Besides tomorrow I have another appointment this Friday for more bloodwork and an ultrasound.  This is when they will decide what day to do the next IUI.  It could be as early as this Saturday or sometime early to middle of next week.  Timing has to be perfect or it won't work.  Then comes the dreaded 2 week wait period.  It'll be my third IUI and 21st consecutive negative if it fails.  You'd think I'd get used to it by now.  It never gets easier.  

Monday, April 9, 2012

Since I last wrote I've been pretty busy.  I have started to work a third job on the weekends to supplement our income to save up for IVF.  For at least for a few months, I'll be working 6 days a week.  I'm alternating weekends between 2 different part time physical therapy jobs.  Needless to say I don't particularly enjoy working this much and don't particularly like the type of job I do on the weekends.  Normally my "9 to 5" job is in outpatient therapy, however one of the weekend jobs involves working in a SNF unit...kind of like a short term nursing home.  It's not the type of work I enjoy and in fact would normally go to any lengths to avoid it.  It's what I must do though to reach our goal quicker.  

In the meantime, I've experienced first hand what Murphy's law is all about.  Either that or God is seriously messing with me.  I got an extra job to make for money for a baby, but my car which was almost 10 years old decided to die on me.  For those of you we spoke to recently, you know we tried everything in our power to revive the darn thing.  I learned how to change a radiator, not once but THREE times.  In the end, it was taken to a garage and determined to be "unfixable".  So now all that extra money I planned on putting towards a baby must go to car payments.  When it rains it pours.  Besides having a reliable new car, I'm no better off then when I started.  

As you know from my last blog, Chris and I have not received any treatments this past month.  We were back to trying for a baby like any normal couples do...without the help of 15 different people, drugs, etc...  Like usual, I tried to wait but couldn't.  I broke down (again) and took a pregnancy test.  I don't know why I do this to myself but the suspense of not knowing is dreadful.  For us getting pregnant isn't easy and involves alot of heartache and hard work.  I need to know as soon as I can if all our efforts payed off.  Each and every time, despite months and months of disappointments, I am hopeful.  

The test was negative.  

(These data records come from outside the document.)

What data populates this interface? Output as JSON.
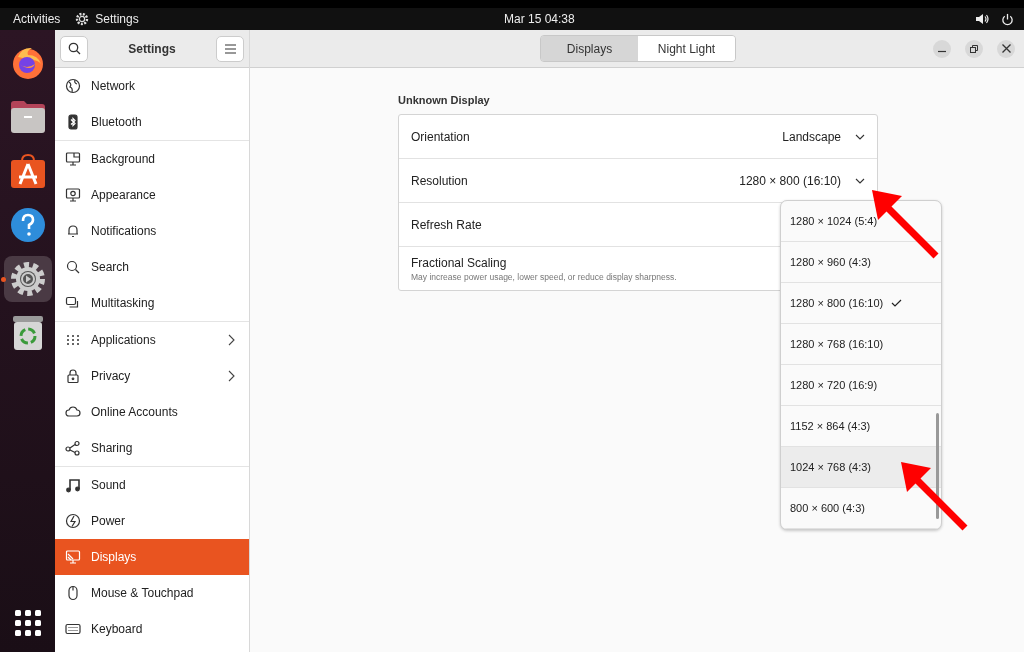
{
  "top_bar": {
    "activities": "Activities",
    "app_name": "Settings",
    "clock": "Mar 15  04:38"
  },
  "dock": [
    {
      "kind": "firefox",
      "active": false
    },
    {
      "kind": "files",
      "active": false
    },
    {
      "kind": "store",
      "active": false
    },
    {
      "kind": "help",
      "active": false
    },
    {
      "kind": "settings",
      "active": true
    },
    {
      "kind": "trash",
      "active": false
    }
  ],
  "sidebar": {
    "title": "Settings",
    "groups": [
      [
        {
          "label": "Network",
          "kind": "globe",
          "selected": false,
          "submenu": false
        },
        {
          "label": "Bluetooth",
          "kind": "bluetooth",
          "selected": false,
          "submenu": false
        }
      ],
      [
        {
          "label": "Background",
          "kind": "monitor",
          "selected": false,
          "submenu": false
        },
        {
          "label": "Appearance",
          "kind": "appearance",
          "selected": false,
          "submenu": false
        },
        {
          "label": "Notifications",
          "kind": "bell",
          "selected": false,
          "submenu": false
        },
        {
          "label": "Search",
          "kind": "search",
          "selected": false,
          "submenu": false
        },
        {
          "label": "Multitasking",
          "kind": "multitask",
          "selected": false,
          "submenu": false
        }
      ],
      [
        {
          "label": "Applications",
          "kind": "grid",
          "selected": false,
          "submenu": true
        },
        {
          "label": "Privacy",
          "kind": "lock",
          "selected": false,
          "submenu": true
        },
        {
          "label": "Online Accounts",
          "kind": "cloud",
          "selected": false,
          "submenu": false
        },
        {
          "label": "Sharing",
          "kind": "share",
          "selected": false,
          "submenu": false
        }
      ],
      [
        {
          "label": "Sound",
          "kind": "music",
          "selected": false,
          "submenu": false
        },
        {
          "label": "Power",
          "kind": "power",
          "selected": false,
          "submenu": false
        },
        {
          "label": "Displays",
          "kind": "display",
          "selected": true,
          "submenu": false
        },
        {
          "label": "Mouse & Touchpad",
          "kind": "mouse",
          "selected": false,
          "submenu": false
        },
        {
          "label": "Keyboard",
          "kind": "keyboard",
          "selected": false,
          "submenu": false
        }
      ]
    ]
  },
  "tabs": [
    {
      "label": "Displays",
      "selected": true
    },
    {
      "label": "Night Light",
      "selected": false
    }
  ],
  "display": {
    "title": "Unknown Display",
    "rows": [
      {
        "kind": "select",
        "label": "Orientation",
        "value": "Landscape"
      },
      {
        "kind": "select",
        "label": "Resolution",
        "value": "1280 × 800 (16:10)"
      },
      {
        "kind": "plain",
        "label": "Refresh Rate"
      },
      {
        "kind": "plain",
        "label": "Fractional Scaling",
        "description": "May increase power usage, lower speed, or reduce display sharpness."
      }
    ]
  },
  "resolution_menu": [
    {
      "label": "1280 × 1024 (5:4)",
      "selected": false,
      "highlighted": false
    },
    {
      "label": "1280 × 960 (4:3)",
      "selected": false,
      "highlighted": false
    },
    {
      "label": "1280 × 800 (16:10)",
      "selected": true,
      "highlighted": false
    },
    {
      "label": "1280 × 768 (16:10)",
      "selected": false,
      "highlighted": false
    },
    {
      "label": "1280 × 720 (16:9)",
      "selected": false,
      "highlighted": false
    },
    {
      "label": "1152 × 864 (4:3)",
      "selected": false,
      "highlighted": false
    },
    {
      "label": "1024 × 768 (4:3)",
      "selected": false,
      "highlighted": true
    },
    {
      "label": "800 × 600 (4:3)",
      "selected": false,
      "highlighted": false
    }
  ]
}
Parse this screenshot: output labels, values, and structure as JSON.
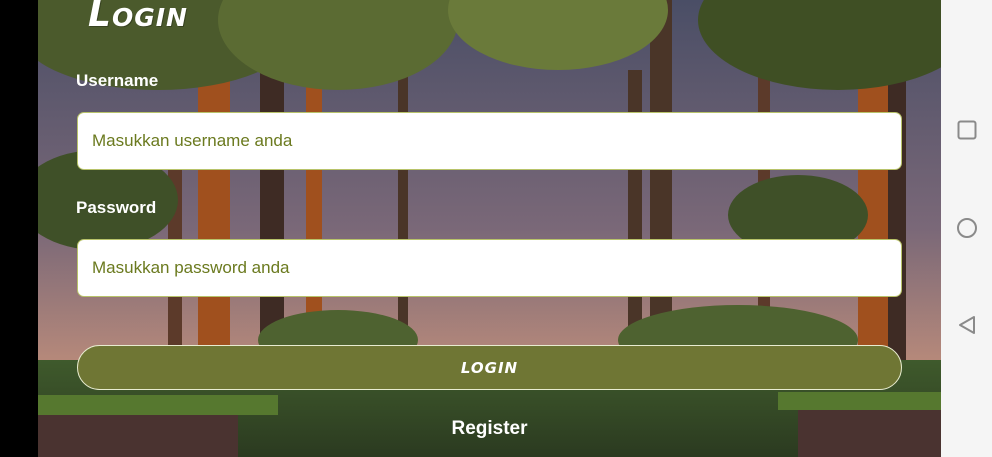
{
  "app": {
    "title": "Login",
    "username": {
      "label": "Username",
      "placeholder": "Masukkan username anda",
      "value": ""
    },
    "password": {
      "label": "Password",
      "placeholder": "Masukkan password anda",
      "value": ""
    },
    "login_button": "LOGIN",
    "register_link": "Register"
  },
  "navbar": {
    "buttons": [
      {
        "icon": "square-recents-icon"
      },
      {
        "icon": "circle-home-icon"
      },
      {
        "icon": "triangle-back-icon"
      }
    ]
  },
  "colors": {
    "accent": "#6f7634",
    "placeholder": "#6b7a1f",
    "field_border": "#b8c36a"
  }
}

Now the wait begins until I can go back to the doctor (probably this week sometime) for initial bloodwork and ultrasounds.  It was so nice to have a month off.   Part of me really thought this would be our month and we'd be successful without help.  Now I'm back to getting drugged up with hormones, stuck with needles, having my privacy invaded and being poked and prodded like a lab rat.  I know it's all for the greater good, but I don't have to like it.  If the next few IUIs fail I am hopeful we can afford one cycle of IVF by the end of the year (maybe late fall).  Even with $15,000 and all the hoping and praying, we still aren't guaranteed anything.